And while that makes for a wonderful feel-good film, it’s not always realistic. Yes, we love our families but that doesn’t mean that spending time with them is smooth sailing.
Whether it’s the family you were born into or the one you married into, there will always be touchy subjects that you need to navigate with as much diplomacy as you can muster!
Do you feel obliged to buy presents for aunts and uncles you barely see once a year? Does your other half expect you to buy gifts for their nieces and nephews? And who has the time to buy separate, thoughtful, beautifully-wrapped gifts for each person in their family?
It’s not practical and at a certain point, it’s wasteful and bad for the environment. Instead, make a family decision to draw names so that you just have one person to buy for and cap the spending limit to suit everyone involved.
2. Attending parties
Do you and your partner have different approaches to festive events? If one of you is a party animal and the other would prefer to be curled up in front of Netflix, find a compromise that suits you both.
Attend two events rather than four and agree that if you stay late at one, you can leave the other one at eleven!
3. Where to spend Christmas Day
The simple thing here is to do every second Christmas between your family and your partner’s family. However, things get more complicated when you have children and/or just want to stay in your own home.
It might not be what you want to hear but in this case, honesty is the best policy. Explain why you want to stay in your own home and arrange for shorter visits in the days after Christmas or in the New Year.
You never know, your parents and in-laws might be delighted with the arrangement! You won’t know until you have the chat.
4. Sulking children
We’ve all heard the stories of children demanding ridiculously expensive presents for Christmas only to be found hours later playing with the box it came in. Or throwing a tantrum if they don’t get exactly what they want from Santa.
If you’re unhappy with your child’s attitude or worry they’re becoming ungrateful, take them volunteering for the day.
It could be at an animal shelter, a soup kitchen or, if there’s nothing like that near you, show them videos of how people help each other at Christmas. Hopefully, it will put their desires in perspective when they see others in need of basic things like food and shelter.
5. Spending time with people you don’t really like
When it comes to Christmas time, it’s almost guaranteed that you will end up spending time with people you’d rather not.

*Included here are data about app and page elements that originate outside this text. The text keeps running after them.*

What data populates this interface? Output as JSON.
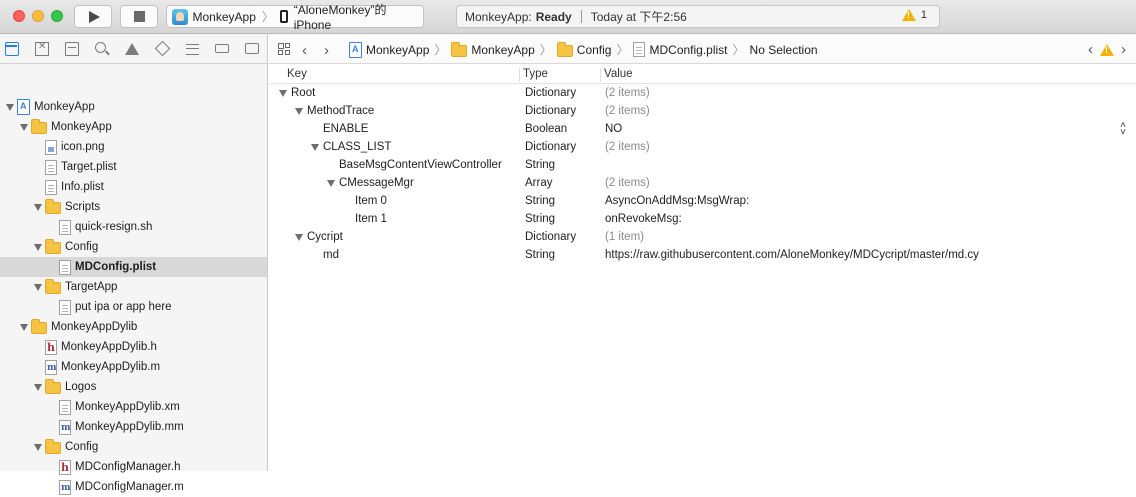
{
  "toolbar": {
    "scheme": {
      "app_name": "MonkeyApp",
      "device": "“AloneMonkey”的 iPhone"
    },
    "status": {
      "app": "MonkeyApp:",
      "state": "Ready",
      "time": "Today at 下午2:56",
      "warning_count": "1"
    }
  },
  "navigator": {
    "items": [
      {
        "label": "MonkeyApp",
        "icon": "project-icon",
        "level": 0,
        "expanded": true
      },
      {
        "label": "MonkeyApp",
        "icon": "folder-icon",
        "level": 1,
        "expanded": true
      },
      {
        "label": "icon.png",
        "icon": "image-file-icon",
        "level": 2
      },
      {
        "label": "Target.plist",
        "icon": "file-icon",
        "level": 2
      },
      {
        "label": "Info.plist",
        "icon": "file-icon",
        "level": 2
      },
      {
        "label": "Scripts",
        "icon": "folder-icon",
        "level": 2,
        "expanded": true
      },
      {
        "label": "quick-resign.sh",
        "icon": "file-icon",
        "level": 3
      },
      {
        "label": "Config",
        "icon": "folder-icon",
        "level": 2,
        "expanded": true
      },
      {
        "label": "MDConfig.plist",
        "icon": "file-icon",
        "level": 3,
        "selected": true
      },
      {
        "label": "TargetApp",
        "icon": "folder-icon",
        "level": 2,
        "expanded": true
      },
      {
        "label": "put ipa or app here",
        "icon": "file-icon",
        "level": 3
      },
      {
        "label": "MonkeyAppDylib",
        "icon": "folder-icon",
        "level": 1,
        "expanded": true
      },
      {
        "label": "MonkeyAppDylib.h",
        "icon": "header-file-icon",
        "level": 2
      },
      {
        "label": "MonkeyAppDylib.m",
        "icon": "source-file-icon",
        "level": 2
      },
      {
        "label": "Logos",
        "icon": "folder-icon",
        "level": 2,
        "expanded": true
      },
      {
        "label": "MonkeyAppDylib.xm",
        "icon": "file-icon",
        "level": 3
      },
      {
        "label": "MonkeyAppDylib.mm",
        "icon": "source-file-icon",
        "level": 3
      },
      {
        "label": "Config",
        "icon": "folder-icon",
        "level": 2,
        "expanded": true
      },
      {
        "label": "MDConfigManager.h",
        "icon": "header-file-icon",
        "level": 3
      },
      {
        "label": "MDConfigManager.m",
        "icon": "source-file-icon",
        "level": 3
      }
    ]
  },
  "jumpbar": {
    "crumbs": [
      "MonkeyApp",
      "MonkeyApp",
      "Config",
      "MDConfig.plist",
      "No Selection"
    ]
  },
  "plist": {
    "headers": {
      "key": "Key",
      "type": "Type",
      "value": "Value"
    },
    "rows": [
      {
        "key": "Root",
        "type": "Dictionary",
        "value": "(2 items)",
        "level": 0,
        "disclosure": true,
        "muted": true
      },
      {
        "key": "MethodTrace",
        "type": "Dictionary",
        "value": "(2 items)",
        "level": 1,
        "disclosure": true,
        "muted": true
      },
      {
        "key": "ENABLE",
        "type": "Boolean",
        "value": "NO",
        "level": 2,
        "disclosure": false,
        "muted": false,
        "stepper": true
      },
      {
        "key": "CLASS_LIST",
        "type": "Dictionary",
        "value": "(2 items)",
        "level": 2,
        "disclosure": true,
        "muted": true
      },
      {
        "key": "BaseMsgContentViewController",
        "type": "String",
        "value": "",
        "level": 3,
        "disclosure": false,
        "muted": false
      },
      {
        "key": "CMessageMgr",
        "type": "Array",
        "value": "(2 items)",
        "level": 3,
        "disclosure": true,
        "muted": true
      },
      {
        "key": "Item 0",
        "type": "String",
        "value": "AsyncOnAddMsg:MsgWrap:",
        "level": 4,
        "disclosure": false,
        "muted": false
      },
      {
        "key": "Item 1",
        "type": "String",
        "value": "onRevokeMsg:",
        "level": 4,
        "disclosure": false,
        "muted": false
      },
      {
        "key": "Cycript",
        "type": "Dictionary",
        "value": "(1 item)",
        "level": 1,
        "disclosure": true,
        "muted": true
      },
      {
        "key": "md",
        "type": "String",
        "value": "https://raw.githubusercontent.com/AloneMonkey/MDCycript/master/md.cy",
        "level": 2,
        "disclosure": false,
        "muted": false
      }
    ]
  }
}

It could be your irritating sibling, a cantankerous uncle, your posh in-laws or that one friend of your partner’s who you find utterly obnoxious.
The trick is to keep the timeframe in your mind – it’s just one week, one event, one meal. You can get through that. Sit beside the person you get on with best, keep the conversation light, enjoy the food and with any luck, you’ll be back in the comfort of your own home before you know it!